wireless services being offered over wide area networks (WANs), analysts said.
Tim Scannell, founder and chief analyst with Shoreline Research, a Quincy, Mass., consulting firm specializing in wireless technology, said these applications will begin to emerge as wireless service providers team up with third-party software vendors who tailor their products to the individual business models.
"I think that most of the enterprise people have already explored Wi-Fi and wireless LANs (WLANs), and they know about productivity through wireless PDA," Scannell said. "But now they're looking at delivering services through wireless carriers."
At first, most services offered via wireless carriers will focus on customer relationship management for retail industries. But the variety of applications available will soon expand to cover the business needs of the health care, financial services and manufacturing segments, Scannell said.
The analyst also said several major factors are driving interest in carrier-provided wireless business applications. One of the most important reasons is getting employees out in the field and working face-to-face with customers and business partners.
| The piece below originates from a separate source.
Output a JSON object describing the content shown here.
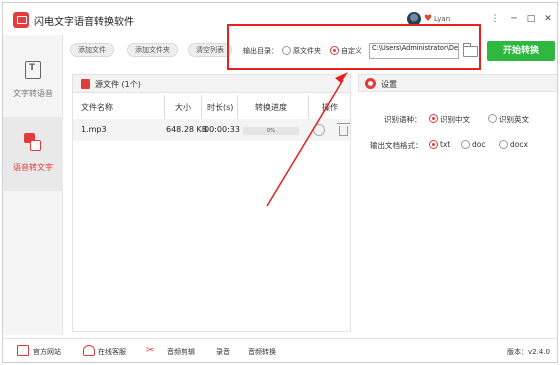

"No one is tethered to a desk anymore," Scannell said. "There is this big push to get people out toward the customers and dealing with more customer-facing duties."
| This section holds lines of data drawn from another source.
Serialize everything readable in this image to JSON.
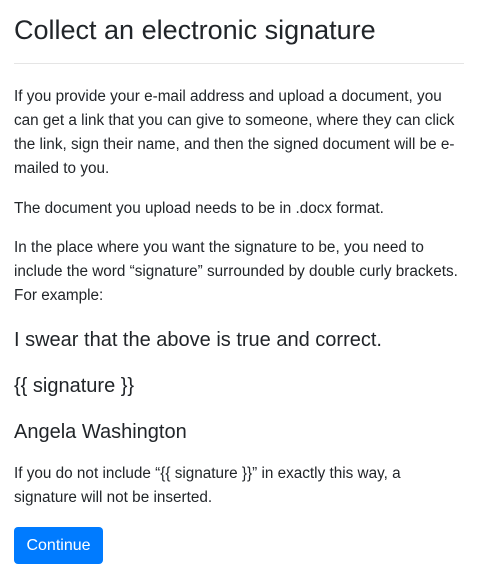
{
  "title": "Collect an electronic signature",
  "paragraphs": [
    "If you provide your e-mail address and upload a document, you can get a link that you can give to someone, where they can click the link, sign their name, and then the signed document will be e-mailed to you.",
    "The document you upload needs to be in .docx format.",
    "In the place where you want the signature to be, you need to include the word “signature” surrounded by double curly brackets. For example:"
  ],
  "example": {
    "line1": "I swear that the above is true and correct.",
    "line2": "{{ signature }}",
    "line3": "Angela Washington"
  },
  "warning": "If you do not include “{{ signature }}” in exactly this way, a signature will not be inserted.",
  "continue_label": "Continue",
  "colors": {
    "primary": "#007bff",
    "text": "#212529"
  }
}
Another reason for the interest in carrier-provided wireless business apps is that wide area wireless is seen as -- and actually is -- more secure than traditional WLANs.
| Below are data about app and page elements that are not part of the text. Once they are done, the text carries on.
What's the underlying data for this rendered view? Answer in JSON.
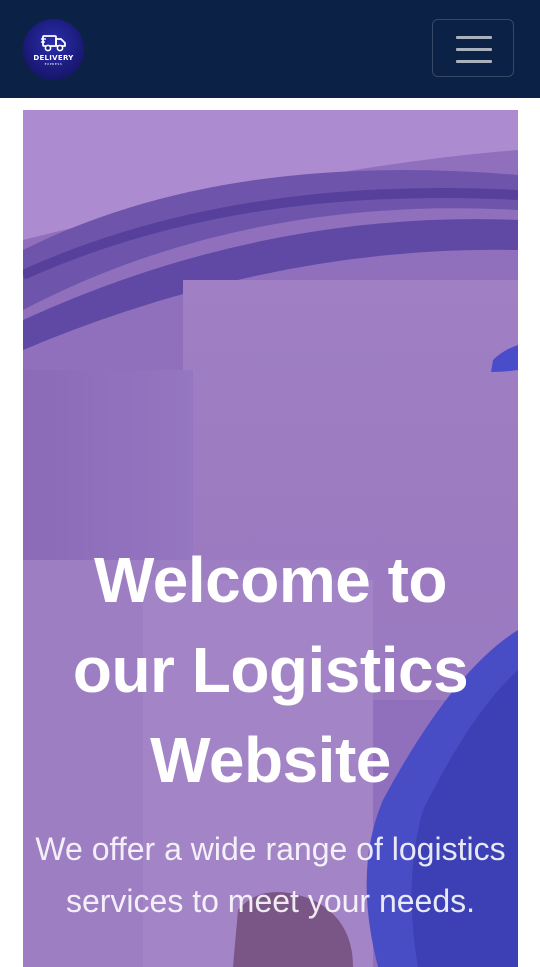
{
  "navbar": {
    "logo": {
      "icon": "truck-icon",
      "word": "DELIVERY",
      "sub": "EXPRESS"
    },
    "menu_icon": "hamburger-menu-icon"
  },
  "hero": {
    "title": "Welcome to our Logistics Website",
    "subtitle": "We offer a wide range of logistics services to meet your needs."
  },
  "colors": {
    "navbar_bg": "#0b2146",
    "hero_overlay": "#9a7cc0",
    "text": "#ffffff"
  }
}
"The (Institute of Electrical and Electronics Engineers) is working on making WLANs better, but they will always be inherently insecure," Scannell said.
A third reason for the interest is that the services provided are becoming faster, more robust and more reliable than they had been in the past. They're also more targeted at individual business needs, because of increasing collaboration between carriers and third parties.
"In order for carriers to differentiate their services so that business will go to them, they have to partner with the right solutions providers," Scannell said. "And a lot of them are doing that right now."
One of those third-party vendors is the Broadbeam Corp., in Cranbury, N.J. Broadbeam works in conjunction with wireless carriers, device manufacturers, systems integrators and application providers to offer end-user companies a customized mobile infrastructure.
"What they will do is go into a customer and they'll be able to draw a strategic map of what their technology needs, and provide the technology pieces to fit in," Scannell said.
Another company making strides in this area is XcelleNet Inc., which was recently acquired by Sybase Inc. Among other things, XcelleNet works with wireless carriers to provide business services via mobile phone.